_Task requirements_:
Output the entries below without any alteration.

Data records for software interfaces
•••••

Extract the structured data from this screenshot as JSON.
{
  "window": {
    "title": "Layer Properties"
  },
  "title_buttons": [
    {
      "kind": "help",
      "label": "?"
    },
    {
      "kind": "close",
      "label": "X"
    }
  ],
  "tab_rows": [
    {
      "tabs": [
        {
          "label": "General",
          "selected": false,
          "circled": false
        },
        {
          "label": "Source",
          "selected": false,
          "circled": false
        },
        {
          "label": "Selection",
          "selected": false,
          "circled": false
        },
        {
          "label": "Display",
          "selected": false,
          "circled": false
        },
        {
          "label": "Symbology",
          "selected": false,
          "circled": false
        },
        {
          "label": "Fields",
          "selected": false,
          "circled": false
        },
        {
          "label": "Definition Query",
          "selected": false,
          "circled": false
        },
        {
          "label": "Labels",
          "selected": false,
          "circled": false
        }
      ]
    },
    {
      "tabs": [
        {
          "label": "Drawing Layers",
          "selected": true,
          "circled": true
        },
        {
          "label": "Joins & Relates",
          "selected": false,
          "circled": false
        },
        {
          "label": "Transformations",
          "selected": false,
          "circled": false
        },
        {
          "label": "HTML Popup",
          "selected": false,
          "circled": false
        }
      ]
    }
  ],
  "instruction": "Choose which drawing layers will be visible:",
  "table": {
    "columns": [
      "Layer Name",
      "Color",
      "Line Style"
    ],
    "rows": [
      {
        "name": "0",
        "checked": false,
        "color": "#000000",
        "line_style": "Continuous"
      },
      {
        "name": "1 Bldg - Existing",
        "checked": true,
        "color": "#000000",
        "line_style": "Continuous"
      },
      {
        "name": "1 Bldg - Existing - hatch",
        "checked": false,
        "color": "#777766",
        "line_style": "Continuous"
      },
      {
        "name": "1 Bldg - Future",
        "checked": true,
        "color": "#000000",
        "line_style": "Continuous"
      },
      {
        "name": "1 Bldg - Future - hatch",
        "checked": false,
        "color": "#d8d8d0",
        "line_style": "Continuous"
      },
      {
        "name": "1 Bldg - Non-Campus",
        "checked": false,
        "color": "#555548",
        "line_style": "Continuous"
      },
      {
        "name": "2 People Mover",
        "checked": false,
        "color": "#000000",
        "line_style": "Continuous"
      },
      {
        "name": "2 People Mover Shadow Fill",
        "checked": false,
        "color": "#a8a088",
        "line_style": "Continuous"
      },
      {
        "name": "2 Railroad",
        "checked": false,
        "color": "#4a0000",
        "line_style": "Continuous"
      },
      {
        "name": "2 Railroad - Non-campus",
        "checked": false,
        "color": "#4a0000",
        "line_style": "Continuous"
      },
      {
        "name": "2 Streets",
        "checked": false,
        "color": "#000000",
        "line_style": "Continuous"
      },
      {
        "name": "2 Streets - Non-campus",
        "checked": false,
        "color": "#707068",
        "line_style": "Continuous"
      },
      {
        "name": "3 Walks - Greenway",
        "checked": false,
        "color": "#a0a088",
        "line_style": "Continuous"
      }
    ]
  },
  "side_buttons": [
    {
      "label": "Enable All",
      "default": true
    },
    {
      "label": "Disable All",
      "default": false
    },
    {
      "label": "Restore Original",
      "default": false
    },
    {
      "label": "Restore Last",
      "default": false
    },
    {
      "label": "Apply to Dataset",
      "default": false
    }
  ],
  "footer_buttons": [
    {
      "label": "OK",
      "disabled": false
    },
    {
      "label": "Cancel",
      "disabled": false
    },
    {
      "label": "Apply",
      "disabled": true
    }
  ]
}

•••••

_Output of the exercise_:
Extract the structured data from this screenshot as JSON.
{
  "window": {
    "title": "Layer Properties"
  },
  "title_buttons": [
    {
      "kind": "help",
      "label": "?"
    },
    {
      "kind": "close",
      "label": "X"
    }
  ],
  "tab_rows": [
    {
      "tabs": [
        {
          "label": "General",
          "selected": false,
          "circled": false
        },
        {
          "label": "Source",
          "selected": false,
          "circled": false
        },
        {
          "label": "Selection",
          "selected": false,
          "circled": false
        },
        {
          "label": "Display",
          "selected": false,
          "circled": false
        },
        {
          "label": "Symbology",
          "selected": false,
          "circled": false
        },
        {
          "label": "Fields",
          "selected": false,
          "circled": false
        },
        {
          "label": "Definition Query",
          "selected": false,
          "circled": false
        },
        {
          "label": "Labels",
          "selected": false,
          "circled": false
        }
      ]
    },
    {
      "tabs": [
        {
          "label": "Drawing Layers",
          "selected": true,
          "circled": true
        },
        {
          "label": "Joins & Relates",
          "selected": false,
          "circled": false
        },
        {
          "label": "Transformations",
          "selected": false,
          "circled": false
        },
        {
          "label": "HTML Popup",
          "selected": false,
          "circled": false
        }
      ]
    }
  ],
  "instruction": "Choose which drawing layers will be visible:",
  "table": {
    "columns": [
      "Layer Name",
      "Color",
      "Line Style"
    ],
    "rows": [
      {
        "name": "0",
        "checked": false,
        "color": "#000000",
        "line_style": "Continuous"
      },
      {
        "name": "1 Bldg - Existing",
        "checked": true,
        "color": "#000000",
        "line_style": "Continuous"
      },
      {
        "name": "1 Bldg - Existing - hatch",
        "checked": false,
        "color": "#777766",
        "line_style": "Continuous"
      },
      {
        "name": "1 Bldg - Future",
        "checked": true,
        "color": "#000000",
        "line_style": "Continuous"
      },
      {
        "name": "1 Bldg - Future - hatch",
        "checked": false,
        "color": "#d8d8d0",
        "line_style": "Continuous"
      },
      {
        "name": "1 Bldg - Non-Campus",
        "checked": false,
        "color": "#555548",
        "line_style": "Continuous"
      },
      {
        "name": "2 People Mover",
        "checked": false,
        "color": "#000000",
        "line_style": "Continuous"
      },
      {
        "name": "2 People Mover Shadow Fill",
        "checked": false,
        "color": "#a8a088",
        "line_style": "Continuous"
      },
      {
        "name": "2 Railroad",
        "checked": false,
        "color": "#4a0000",
        "line_style": "Continuous"
      },
      {
        "name": "2 Railroad - Non-campus",
        "checked": false,
        "color": "#4a0000",
        "line_style": "Continuous"
      },
      {
        "name": "2 Streets",
        "checked": false,
        "color": "#000000",
        "line_style": "Continuous"
      },
      {
        "name": "2 Streets - Non-campus",
        "checked": false,
        "color": "#707068",
        "line_style": "Continuous"
      },
      {
        "name": "3 Walks - Greenway",
        "checked": false,
        "color": "#a0a088",
        "line_style": "Continuous"
      }
    ]
  },
  "side_buttons": [
    {
      "label": "Enable All",
      "default": true
    },
    {
      "label": "Disable All",
      "default": false
    },
    {
      "label": "Restore Original",
      "default": false
    },
    {
      "label": "Restore Last",
      "default": false
    },
    {
      "label": "Apply to Dataset",
      "default": false
    }
  ],
  "footer_buttons": [
    {
      "label": "OK",
      "disabled": false
    },
    {
      "label": "Cancel",
      "disabled": false
    },
    {
      "label": "Apply",
      "disabled": true
    }
  ]
}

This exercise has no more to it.